____ Listed entries

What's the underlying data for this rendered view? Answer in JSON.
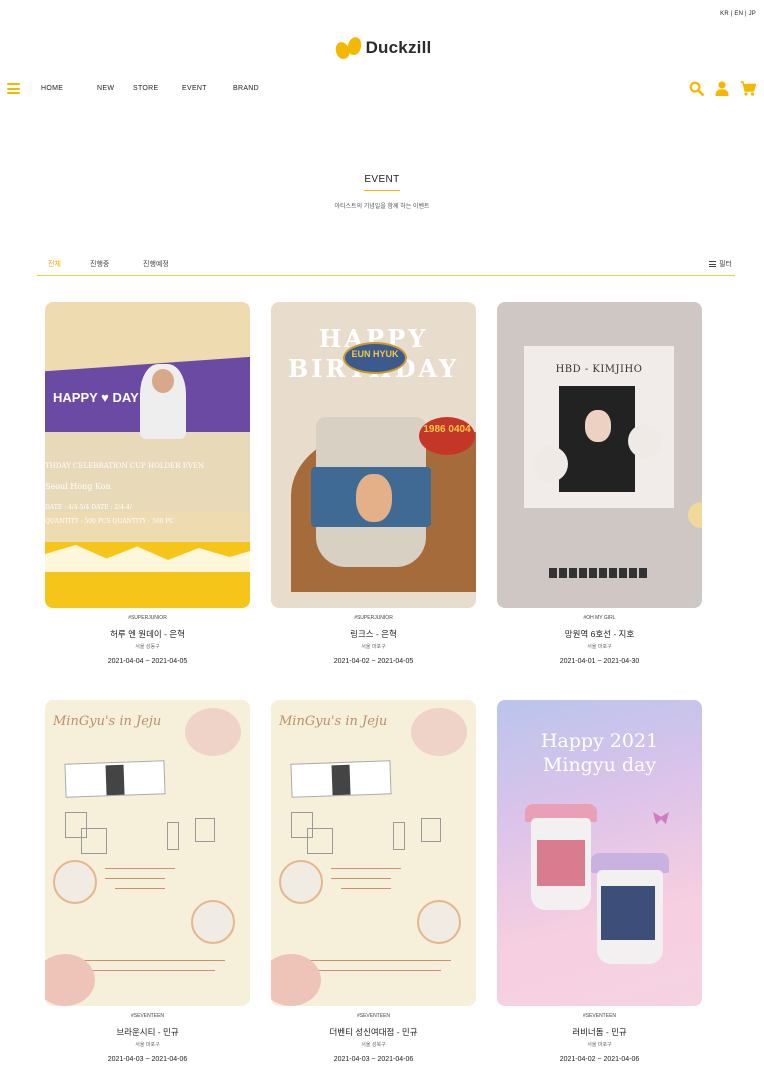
{
  "lang": "KR | EN | JP",
  "logo": {
    "text": "Duckzill"
  },
  "nav": {
    "items": [
      "HOME",
      "NEW",
      "STORE",
      "EVENT",
      "BRAND"
    ],
    "icons": [
      "menu-icon",
      "search-icon",
      "user-icon",
      "cart-icon"
    ]
  },
  "page": {
    "title": "EVENT",
    "subtitle": "아티스트의 기념일을 함께 하는 이벤트"
  },
  "tabs": {
    "items": [
      "전체",
      "진행중",
      "진행예정"
    ],
    "active": 0,
    "filter": "필터"
  },
  "thumbs": {
    "t1": {
      "hb": "HAPPY ♥ DAY",
      "line1": "THDAY CELEBRATION CUP HOLDER EVEN",
      "line2": "Seoul           Hong Kon",
      "line3": "DATE : 4/4-5/4      DATE : 2/4-4/",
      "line4": "QUANTITY : 500 PCS   QUANTITY : 500 PC"
    },
    "t2": {
      "happy": "HAPPY",
      "birthday": "BIRTHDAY",
      "pill": "EUN HYUK",
      "date": "1986 0404"
    },
    "t3": {
      "title": "HBD - KIMJIHO"
    },
    "t4": {
      "script": "MinGyu's in Jeju"
    },
    "t6": {
      "title1": "Happy 2021",
      "title2": "Mingyu day"
    }
  },
  "events": [
    {
      "tag": "#SUPERJUNIOR",
      "name": "허루 엔 원데이 - 은혁",
      "location": "서울 성동구",
      "date": "2021-04-04 ~ 2021-04-05"
    },
    {
      "tag": "#SUPERJUNIOR",
      "name": "링크스 - 은혁",
      "location": "서울 마포구",
      "date": "2021-04-02 ~ 2021-04-05"
    },
    {
      "tag": "#OH MY GIRL",
      "name": "망원역 6호선 - 지호",
      "location": "서울 마포구",
      "date": "2021-04-01 ~ 2021-04-30"
    },
    {
      "tag": "#SEVENTEEN",
      "name": "브라운시티 - 민규",
      "location": "서울 마포구",
      "date": "2021-04-03 ~ 2021-04-06"
    },
    {
      "tag": "#SEVENTEEN",
      "name": "더벤티 성신여대점 - 민규",
      "location": "서울 성북구",
      "date": "2021-04-03 ~ 2021-04-06"
    },
    {
      "tag": "#SEVENTEEN",
      "name": "러비너돔 - 민규",
      "location": "서울 마포구",
      "date": "2021-04-02 ~ 2021-04-06"
    }
  ],
  "colors": {
    "accent": "#f5b800",
    "tab_active": "#f5a800"
  }
}
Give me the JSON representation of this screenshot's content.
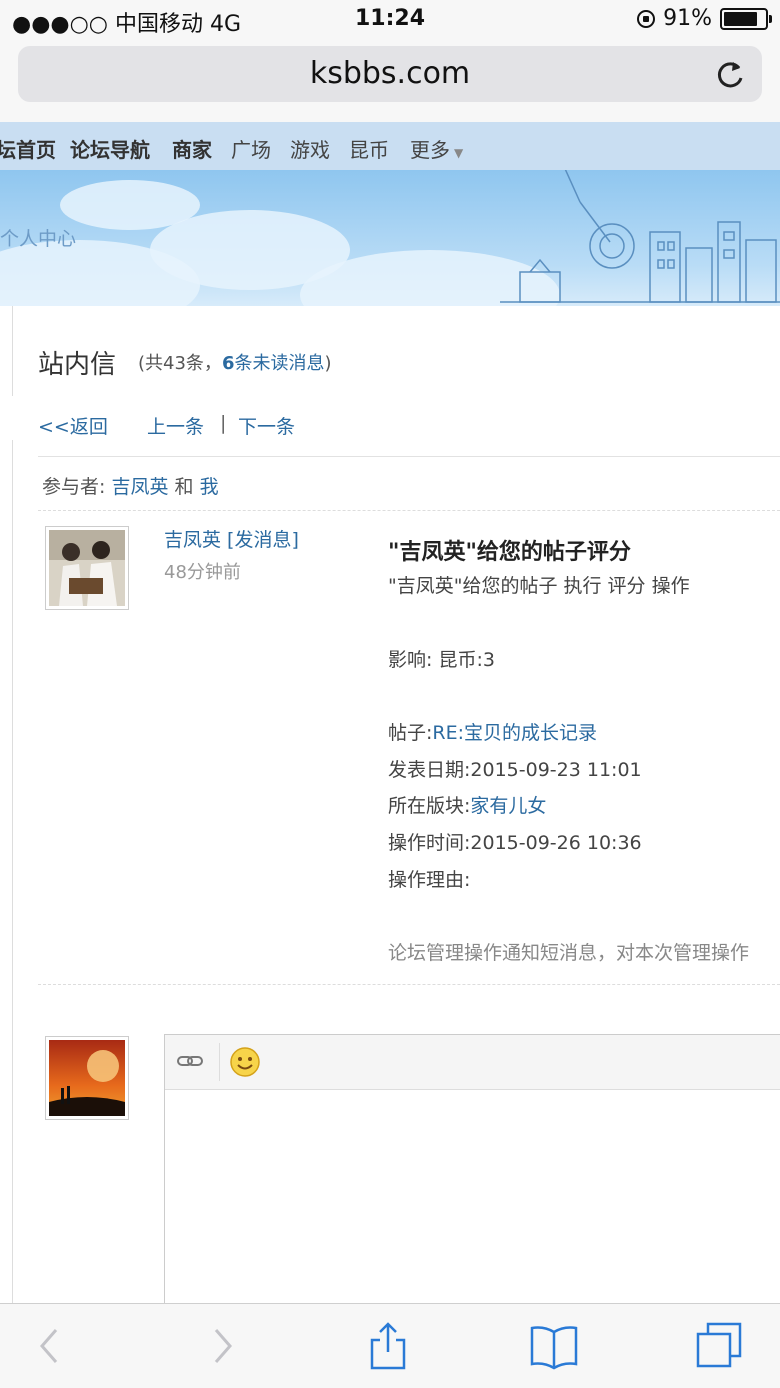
{
  "status_bar": {
    "carrier": "●●●○○ 中国移动  4G",
    "time": "11:24",
    "battery": "91%",
    "battery_level": 0.91
  },
  "browser": {
    "url": "ksbbs.com"
  },
  "forum_nav": {
    "items": [
      "坛首页",
      "论坛导航",
      "商家",
      "广场",
      "游戏",
      "昆币",
      "更多"
    ]
  },
  "banner": {
    "personal_center": "个人中心"
  },
  "inbox": {
    "title": "站内信",
    "meta_prefix": "(共43条，",
    "unread_count": "6",
    "meta_unread_suffix": "条未读消息",
    "meta_close": ")",
    "back": "<<返回",
    "prev": "上一条",
    "separator": "|",
    "next": "下一条"
  },
  "participants": {
    "label": "参与者:",
    "user": "吉凤英",
    "and": "和",
    "me": "我"
  },
  "message": {
    "sender": "吉凤英 [发消息]",
    "time_ago": "48分钟前",
    "title": "\"吉凤英\"给您的帖子评分",
    "summary": "\"吉凤英\"给您的帖子 执行 评分 操作",
    "impact_label": "影响:",
    "impact_value": "昆币:3",
    "post_label": "帖子:",
    "post_value": "RE:宝贝的成长记录",
    "date_label": "发表日期:",
    "date_value": "2015-09-23 11:01",
    "board_label": "所在版块:",
    "board_value": "家有儿女",
    "optime_label": "操作时间:",
    "optime_value": "2015-09-26 10:36",
    "reason_label": "操作理由:",
    "footer": "论坛管理操作通知短消息，对本次管理操作"
  },
  "editor": {
    "tools": [
      "link-icon",
      "smiley-icon"
    ]
  },
  "colors": {
    "link": "#2b6aa0",
    "nav_bg": "#c9def2"
  }
}
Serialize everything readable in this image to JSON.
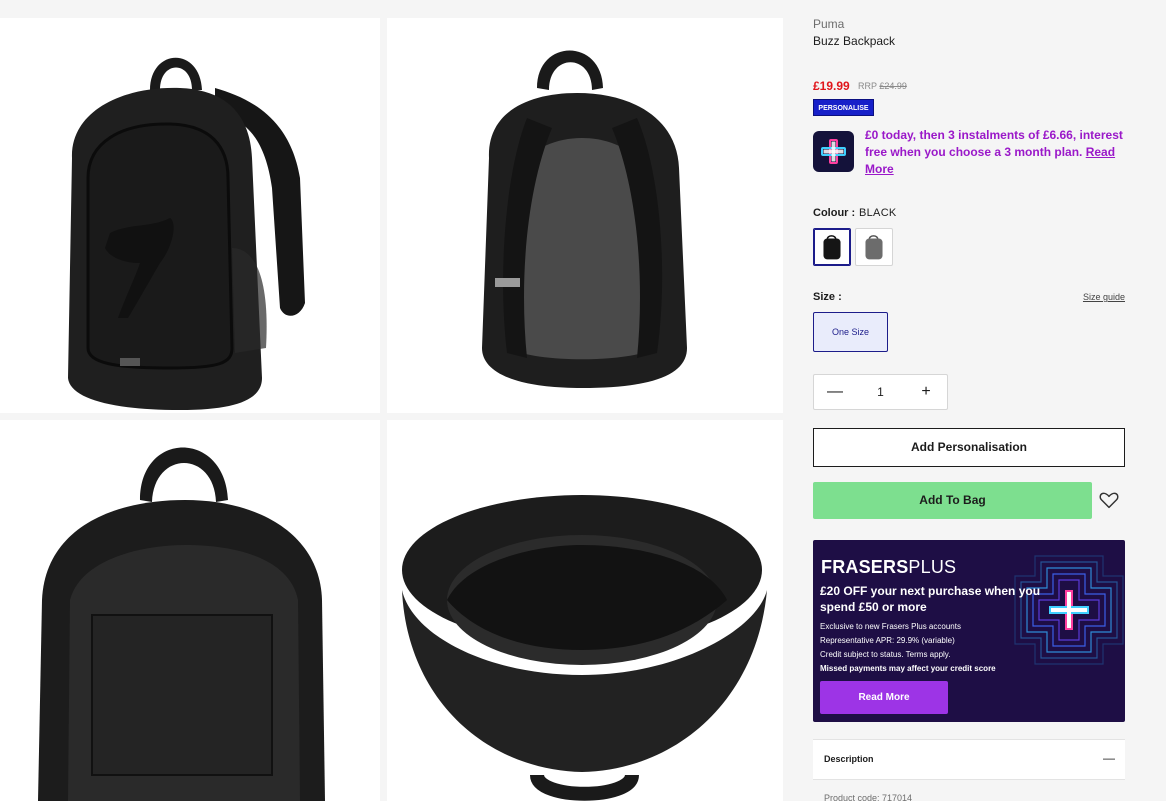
{
  "product": {
    "brand": "Puma",
    "name": "Buzz Backpack",
    "price": "£19.99",
    "rrp_label": "RRP",
    "rrp_value": "£24.99",
    "personalise_badge": "PERSONALISE"
  },
  "promo": {
    "text": "£0 today, then 3 instalments of £6.66, interest free when you choose a 3 month plan.",
    "link": "Read More"
  },
  "colour": {
    "label": "Colour :",
    "value": "BLACK",
    "swatches": [
      "black",
      "grey"
    ]
  },
  "size": {
    "label": "Size :",
    "guide": "Size guide",
    "selected": "One Size"
  },
  "quantity": {
    "minus": "—",
    "value": "1",
    "plus": "+"
  },
  "actions": {
    "add_personalisation": "Add Personalisation",
    "add_to_bag": "Add To Bag"
  },
  "frasers_plus": {
    "logo_bold": "FRASERS",
    "logo_light": "PLUS",
    "headline": "£20 OFF your next purchase when you spend £50 or more",
    "line1": "Exclusive to new Frasers Plus accounts",
    "line2": "Representative APR: 29.9% (variable)",
    "line3": "Credit subject to status. Terms apply.",
    "line4": "Missed payments may affect your credit score",
    "button": "Read More"
  },
  "description": {
    "title": "Description",
    "toggle": "—",
    "product_code": "Product code: 717014"
  },
  "colors": {
    "price_red": "#e0151b",
    "promo_purple": "#9a18c9",
    "add_to_bag_green": "#7ddf8f",
    "badge_blue": "#1720c9",
    "frasers_bg": "#1e0e45",
    "frasers_button": "#9d34e6"
  }
}
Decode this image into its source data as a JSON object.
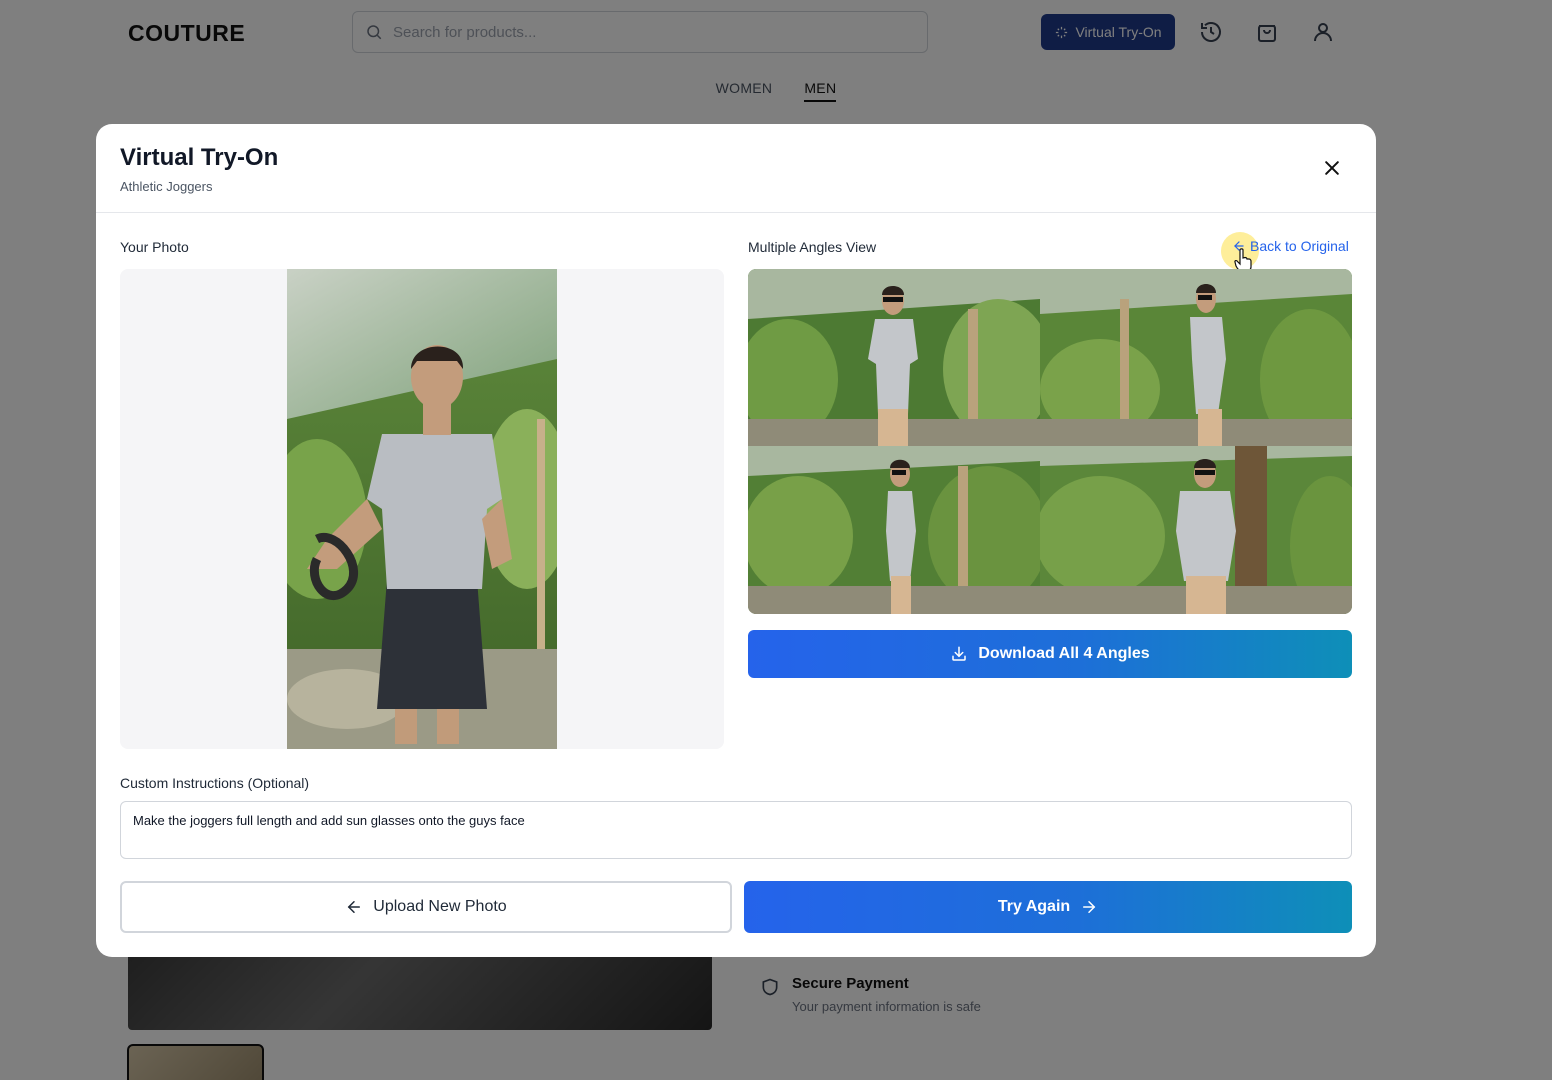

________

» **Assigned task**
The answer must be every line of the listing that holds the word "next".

» **Answer section**
    "next": "下一条"
    "headline": "£20 OFF your next purchase when you spend £50 or more",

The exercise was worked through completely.